Composted material provides a great natural advantage when it comes to growing all kinds of things, including plants, trees and grasses. Though it may take a little more work than buying an organic or synthetic fertilizer at the store, it
can also yield equally good results at a much cheaper price. The environmental benefits are also significant. Compost does not add any harsh chemicals to the environment and prevents some materials from going the landfill. In order for compost to be effective, gardeners must first understand how to produce it, and then how to apply it.
Select a suitable place for a composting area. This should be away from the house so that any foul odors or pests are not a problem. Choose a shady area if you are planning to use compost worms. Otherwise, a sunny area is fine.
Turn the compost ingredients every week or two. Some compost bins make this easy with a hand crank that rotates the bin. If you are using a pile rather than a bin, use a pitchfork or a shovel to turn it.
Wait until the compost is ready. It should have decomposed to the point where you no longer can identify the ingredients you threw into the pile.

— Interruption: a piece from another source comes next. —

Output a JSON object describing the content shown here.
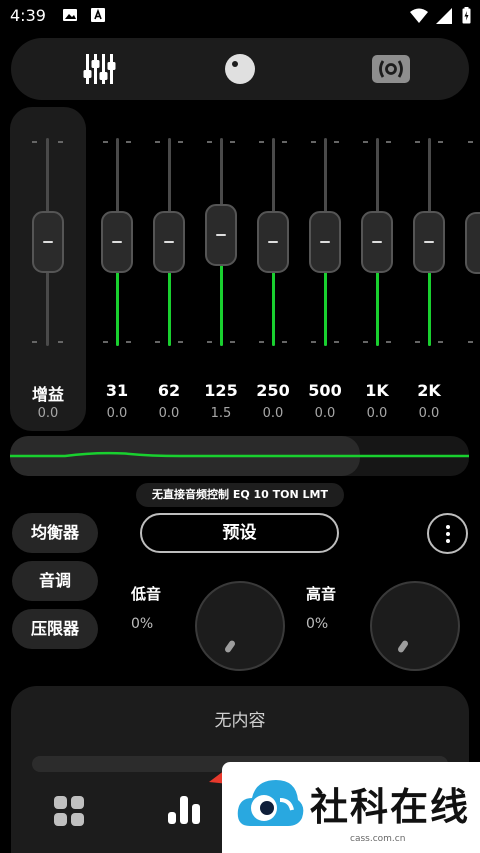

This typically takes a month or two, but depending on the location and conditions, it could take longer.
Remove the most cured compost first and apply it using a pitchfork or shovel. A spreader may also be used if the compost is fine enough.
Spread 1 to 2 inches of compost on top of your planting bed. If you are planting a tree, use compost for a third of the backfilled soil. If you are putting compost in a potted plant, use about one-fourth compost and three-fourths potting soil.